_To do_
How many of the lines below have the word "Контроль" in them? The answer is that number and nothing more.

··· Supplied records ···

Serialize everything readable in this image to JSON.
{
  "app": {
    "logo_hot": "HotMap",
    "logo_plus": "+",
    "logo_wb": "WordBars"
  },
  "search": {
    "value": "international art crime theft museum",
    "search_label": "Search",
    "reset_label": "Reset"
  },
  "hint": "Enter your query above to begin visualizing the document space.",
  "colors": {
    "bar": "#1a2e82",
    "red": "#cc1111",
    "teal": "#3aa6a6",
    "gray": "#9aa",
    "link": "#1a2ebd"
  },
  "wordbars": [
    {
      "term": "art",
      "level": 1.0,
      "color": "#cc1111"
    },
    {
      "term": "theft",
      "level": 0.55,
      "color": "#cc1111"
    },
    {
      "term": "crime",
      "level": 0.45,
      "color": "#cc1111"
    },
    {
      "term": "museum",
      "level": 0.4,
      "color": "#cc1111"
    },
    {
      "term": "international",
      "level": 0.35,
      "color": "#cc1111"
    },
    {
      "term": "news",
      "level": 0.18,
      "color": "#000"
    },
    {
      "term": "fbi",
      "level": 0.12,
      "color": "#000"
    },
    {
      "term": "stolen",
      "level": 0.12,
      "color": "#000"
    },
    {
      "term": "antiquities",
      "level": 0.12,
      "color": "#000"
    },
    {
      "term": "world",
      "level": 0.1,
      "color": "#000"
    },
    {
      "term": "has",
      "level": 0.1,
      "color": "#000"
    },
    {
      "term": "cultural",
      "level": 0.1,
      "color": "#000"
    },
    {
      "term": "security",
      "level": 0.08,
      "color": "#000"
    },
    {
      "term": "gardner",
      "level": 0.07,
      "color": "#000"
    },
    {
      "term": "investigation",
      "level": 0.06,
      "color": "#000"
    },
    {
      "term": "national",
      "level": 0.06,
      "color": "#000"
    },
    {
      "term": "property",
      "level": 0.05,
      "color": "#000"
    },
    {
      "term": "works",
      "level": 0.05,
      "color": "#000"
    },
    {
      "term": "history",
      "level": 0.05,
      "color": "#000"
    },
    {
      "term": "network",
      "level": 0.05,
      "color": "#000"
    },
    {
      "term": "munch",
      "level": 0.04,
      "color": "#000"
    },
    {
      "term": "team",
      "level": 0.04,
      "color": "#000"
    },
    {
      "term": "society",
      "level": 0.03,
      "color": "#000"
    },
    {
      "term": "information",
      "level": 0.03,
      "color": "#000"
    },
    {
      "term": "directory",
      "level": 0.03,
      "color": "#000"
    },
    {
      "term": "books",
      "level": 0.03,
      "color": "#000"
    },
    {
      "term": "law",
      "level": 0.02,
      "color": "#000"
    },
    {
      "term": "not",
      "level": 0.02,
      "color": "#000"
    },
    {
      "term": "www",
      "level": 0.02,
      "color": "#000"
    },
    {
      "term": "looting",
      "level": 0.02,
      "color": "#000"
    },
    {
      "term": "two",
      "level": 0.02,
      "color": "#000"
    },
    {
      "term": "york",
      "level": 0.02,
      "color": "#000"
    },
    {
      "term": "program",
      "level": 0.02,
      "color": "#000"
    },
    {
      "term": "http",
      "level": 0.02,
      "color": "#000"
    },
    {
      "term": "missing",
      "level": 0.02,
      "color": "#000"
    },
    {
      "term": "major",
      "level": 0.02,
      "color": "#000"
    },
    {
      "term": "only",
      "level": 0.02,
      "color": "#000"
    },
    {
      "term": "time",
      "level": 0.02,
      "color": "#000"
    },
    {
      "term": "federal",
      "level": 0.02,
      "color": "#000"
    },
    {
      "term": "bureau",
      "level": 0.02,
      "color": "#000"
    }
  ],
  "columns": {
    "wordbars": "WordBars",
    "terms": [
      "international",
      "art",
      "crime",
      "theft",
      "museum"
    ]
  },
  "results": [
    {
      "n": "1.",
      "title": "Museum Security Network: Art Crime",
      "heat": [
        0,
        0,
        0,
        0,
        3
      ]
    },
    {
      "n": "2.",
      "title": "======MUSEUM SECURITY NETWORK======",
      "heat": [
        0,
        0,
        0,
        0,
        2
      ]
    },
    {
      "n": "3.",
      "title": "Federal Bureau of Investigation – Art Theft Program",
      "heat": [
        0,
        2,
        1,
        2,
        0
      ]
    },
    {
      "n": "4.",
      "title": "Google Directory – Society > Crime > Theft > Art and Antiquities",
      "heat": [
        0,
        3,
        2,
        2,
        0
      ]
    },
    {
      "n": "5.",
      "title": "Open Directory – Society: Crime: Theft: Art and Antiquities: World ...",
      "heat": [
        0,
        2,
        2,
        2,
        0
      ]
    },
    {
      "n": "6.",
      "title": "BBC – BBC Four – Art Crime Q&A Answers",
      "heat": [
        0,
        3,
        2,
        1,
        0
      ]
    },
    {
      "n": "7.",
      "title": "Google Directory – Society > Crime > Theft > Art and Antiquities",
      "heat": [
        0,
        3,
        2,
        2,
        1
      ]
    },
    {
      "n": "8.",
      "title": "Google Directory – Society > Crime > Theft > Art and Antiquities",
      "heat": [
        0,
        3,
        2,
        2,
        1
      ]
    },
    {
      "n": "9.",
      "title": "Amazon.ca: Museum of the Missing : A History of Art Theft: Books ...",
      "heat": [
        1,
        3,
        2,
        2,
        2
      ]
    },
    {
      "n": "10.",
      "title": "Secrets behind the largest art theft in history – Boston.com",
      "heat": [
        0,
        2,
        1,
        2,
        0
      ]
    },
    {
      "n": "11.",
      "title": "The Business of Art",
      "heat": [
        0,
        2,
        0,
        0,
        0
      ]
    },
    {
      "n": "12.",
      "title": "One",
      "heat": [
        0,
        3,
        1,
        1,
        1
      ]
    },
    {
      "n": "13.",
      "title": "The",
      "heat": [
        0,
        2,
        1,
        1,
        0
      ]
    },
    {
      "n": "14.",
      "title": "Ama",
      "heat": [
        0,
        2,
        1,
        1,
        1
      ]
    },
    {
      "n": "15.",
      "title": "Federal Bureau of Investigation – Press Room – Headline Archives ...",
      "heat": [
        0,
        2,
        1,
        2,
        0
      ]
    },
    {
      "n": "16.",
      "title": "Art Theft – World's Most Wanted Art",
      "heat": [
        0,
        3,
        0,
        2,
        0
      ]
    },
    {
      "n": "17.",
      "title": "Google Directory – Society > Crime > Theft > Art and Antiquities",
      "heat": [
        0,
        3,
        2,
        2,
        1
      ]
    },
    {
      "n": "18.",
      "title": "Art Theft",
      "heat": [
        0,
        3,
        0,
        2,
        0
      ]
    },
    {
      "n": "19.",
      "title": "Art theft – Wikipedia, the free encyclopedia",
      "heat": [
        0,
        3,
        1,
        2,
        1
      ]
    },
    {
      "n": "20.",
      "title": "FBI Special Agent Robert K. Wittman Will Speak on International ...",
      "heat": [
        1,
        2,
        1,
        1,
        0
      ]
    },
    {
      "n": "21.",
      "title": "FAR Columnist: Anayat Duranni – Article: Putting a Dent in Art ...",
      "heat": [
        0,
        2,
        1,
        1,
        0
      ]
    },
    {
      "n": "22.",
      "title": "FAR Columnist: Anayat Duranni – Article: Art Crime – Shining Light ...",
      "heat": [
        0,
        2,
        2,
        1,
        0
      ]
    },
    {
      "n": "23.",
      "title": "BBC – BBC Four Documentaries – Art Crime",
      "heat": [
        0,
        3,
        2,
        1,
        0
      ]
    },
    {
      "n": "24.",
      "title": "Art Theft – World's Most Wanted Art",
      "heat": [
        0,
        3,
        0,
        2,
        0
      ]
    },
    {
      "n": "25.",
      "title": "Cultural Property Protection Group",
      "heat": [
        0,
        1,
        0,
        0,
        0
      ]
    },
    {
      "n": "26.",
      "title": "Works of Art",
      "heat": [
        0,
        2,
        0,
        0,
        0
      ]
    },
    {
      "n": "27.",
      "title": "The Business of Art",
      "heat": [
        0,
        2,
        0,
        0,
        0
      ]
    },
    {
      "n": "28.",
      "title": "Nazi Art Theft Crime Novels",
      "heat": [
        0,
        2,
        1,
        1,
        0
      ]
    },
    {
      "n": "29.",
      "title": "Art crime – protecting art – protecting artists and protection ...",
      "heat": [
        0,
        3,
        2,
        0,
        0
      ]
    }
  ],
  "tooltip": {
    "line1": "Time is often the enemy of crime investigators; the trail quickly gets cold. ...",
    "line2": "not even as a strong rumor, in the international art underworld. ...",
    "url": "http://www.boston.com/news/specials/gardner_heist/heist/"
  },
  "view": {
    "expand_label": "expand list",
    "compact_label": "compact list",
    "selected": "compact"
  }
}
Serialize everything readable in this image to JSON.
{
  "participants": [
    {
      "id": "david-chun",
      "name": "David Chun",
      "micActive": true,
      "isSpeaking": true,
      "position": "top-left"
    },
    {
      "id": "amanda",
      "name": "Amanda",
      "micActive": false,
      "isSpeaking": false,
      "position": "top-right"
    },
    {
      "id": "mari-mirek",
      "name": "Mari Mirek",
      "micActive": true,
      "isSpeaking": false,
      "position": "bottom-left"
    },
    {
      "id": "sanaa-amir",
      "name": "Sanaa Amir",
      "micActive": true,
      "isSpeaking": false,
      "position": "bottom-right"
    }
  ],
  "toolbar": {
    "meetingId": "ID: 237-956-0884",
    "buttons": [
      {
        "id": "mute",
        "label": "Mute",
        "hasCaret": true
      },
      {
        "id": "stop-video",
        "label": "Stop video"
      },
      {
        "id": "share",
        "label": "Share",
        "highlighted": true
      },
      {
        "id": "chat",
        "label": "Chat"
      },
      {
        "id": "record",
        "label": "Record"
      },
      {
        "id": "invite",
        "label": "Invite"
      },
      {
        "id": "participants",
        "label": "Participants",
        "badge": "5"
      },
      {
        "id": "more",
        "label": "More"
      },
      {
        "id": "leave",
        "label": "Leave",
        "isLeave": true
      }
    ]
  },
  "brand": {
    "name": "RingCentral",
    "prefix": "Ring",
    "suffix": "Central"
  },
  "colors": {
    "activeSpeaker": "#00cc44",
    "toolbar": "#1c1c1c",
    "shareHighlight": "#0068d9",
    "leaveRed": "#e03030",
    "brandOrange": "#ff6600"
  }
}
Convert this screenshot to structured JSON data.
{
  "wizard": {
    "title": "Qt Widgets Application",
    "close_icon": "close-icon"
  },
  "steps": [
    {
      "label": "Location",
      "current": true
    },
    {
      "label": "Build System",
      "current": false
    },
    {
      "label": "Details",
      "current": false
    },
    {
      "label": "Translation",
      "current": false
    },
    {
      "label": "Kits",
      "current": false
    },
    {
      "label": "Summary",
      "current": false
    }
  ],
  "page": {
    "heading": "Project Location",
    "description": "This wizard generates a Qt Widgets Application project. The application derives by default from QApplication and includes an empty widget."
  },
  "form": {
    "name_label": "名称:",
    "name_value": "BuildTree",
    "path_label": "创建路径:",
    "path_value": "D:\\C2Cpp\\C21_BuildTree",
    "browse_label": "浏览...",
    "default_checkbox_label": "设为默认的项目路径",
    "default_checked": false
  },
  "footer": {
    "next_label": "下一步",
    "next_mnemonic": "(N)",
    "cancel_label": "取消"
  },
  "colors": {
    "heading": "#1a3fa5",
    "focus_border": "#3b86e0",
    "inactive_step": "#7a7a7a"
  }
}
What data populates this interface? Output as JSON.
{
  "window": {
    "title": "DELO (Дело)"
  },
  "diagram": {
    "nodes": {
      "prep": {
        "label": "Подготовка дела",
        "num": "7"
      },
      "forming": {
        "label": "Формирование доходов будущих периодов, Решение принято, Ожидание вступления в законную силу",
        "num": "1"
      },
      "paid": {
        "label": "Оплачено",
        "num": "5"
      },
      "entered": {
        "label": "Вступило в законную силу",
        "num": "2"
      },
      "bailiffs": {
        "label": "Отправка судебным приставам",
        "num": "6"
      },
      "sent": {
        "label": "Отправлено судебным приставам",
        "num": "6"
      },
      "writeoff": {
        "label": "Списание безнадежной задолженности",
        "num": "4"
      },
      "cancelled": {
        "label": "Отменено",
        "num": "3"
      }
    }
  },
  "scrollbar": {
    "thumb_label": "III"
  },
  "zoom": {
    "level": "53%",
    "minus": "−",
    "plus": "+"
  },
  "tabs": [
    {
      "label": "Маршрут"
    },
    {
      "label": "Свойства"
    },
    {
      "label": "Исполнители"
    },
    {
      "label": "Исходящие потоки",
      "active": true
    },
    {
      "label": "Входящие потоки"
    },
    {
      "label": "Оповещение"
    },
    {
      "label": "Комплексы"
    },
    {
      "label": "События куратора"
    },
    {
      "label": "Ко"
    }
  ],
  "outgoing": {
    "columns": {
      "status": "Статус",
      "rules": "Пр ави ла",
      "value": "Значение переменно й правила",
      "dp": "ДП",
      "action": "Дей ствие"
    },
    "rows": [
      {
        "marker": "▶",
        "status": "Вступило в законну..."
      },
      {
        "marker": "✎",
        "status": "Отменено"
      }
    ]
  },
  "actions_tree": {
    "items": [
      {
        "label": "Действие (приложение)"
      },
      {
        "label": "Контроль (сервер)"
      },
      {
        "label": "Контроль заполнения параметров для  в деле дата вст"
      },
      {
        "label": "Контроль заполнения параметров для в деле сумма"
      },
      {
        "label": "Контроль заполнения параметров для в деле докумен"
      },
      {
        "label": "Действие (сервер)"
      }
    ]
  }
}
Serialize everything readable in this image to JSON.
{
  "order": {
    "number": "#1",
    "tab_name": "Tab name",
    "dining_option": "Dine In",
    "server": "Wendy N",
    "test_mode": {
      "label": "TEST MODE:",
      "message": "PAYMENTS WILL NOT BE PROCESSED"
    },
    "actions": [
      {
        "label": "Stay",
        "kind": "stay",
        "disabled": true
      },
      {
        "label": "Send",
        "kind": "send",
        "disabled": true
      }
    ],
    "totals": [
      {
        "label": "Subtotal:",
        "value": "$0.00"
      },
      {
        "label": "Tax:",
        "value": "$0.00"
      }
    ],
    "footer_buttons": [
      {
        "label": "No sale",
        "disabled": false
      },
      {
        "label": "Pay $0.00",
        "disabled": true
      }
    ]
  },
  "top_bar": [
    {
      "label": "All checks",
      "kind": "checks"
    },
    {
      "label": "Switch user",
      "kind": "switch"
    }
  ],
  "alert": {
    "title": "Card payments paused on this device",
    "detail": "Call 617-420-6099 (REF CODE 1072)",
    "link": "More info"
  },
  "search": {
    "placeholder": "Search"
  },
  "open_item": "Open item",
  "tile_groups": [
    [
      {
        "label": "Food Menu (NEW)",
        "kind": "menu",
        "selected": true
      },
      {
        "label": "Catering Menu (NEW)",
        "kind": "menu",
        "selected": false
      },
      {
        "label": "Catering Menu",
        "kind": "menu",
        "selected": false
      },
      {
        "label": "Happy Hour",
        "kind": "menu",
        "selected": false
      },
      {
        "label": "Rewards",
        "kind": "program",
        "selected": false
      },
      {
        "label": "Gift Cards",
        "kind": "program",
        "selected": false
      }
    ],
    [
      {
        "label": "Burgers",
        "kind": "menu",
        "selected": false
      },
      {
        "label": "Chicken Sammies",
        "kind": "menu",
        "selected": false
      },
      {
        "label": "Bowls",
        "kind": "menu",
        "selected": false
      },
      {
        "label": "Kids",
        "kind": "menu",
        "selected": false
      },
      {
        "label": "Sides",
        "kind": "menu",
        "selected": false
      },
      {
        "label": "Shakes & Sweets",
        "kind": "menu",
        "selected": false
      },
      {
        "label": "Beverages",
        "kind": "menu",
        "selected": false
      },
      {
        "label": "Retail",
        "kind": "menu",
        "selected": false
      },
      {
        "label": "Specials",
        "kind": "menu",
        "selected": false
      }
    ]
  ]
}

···

_Worked solution_
4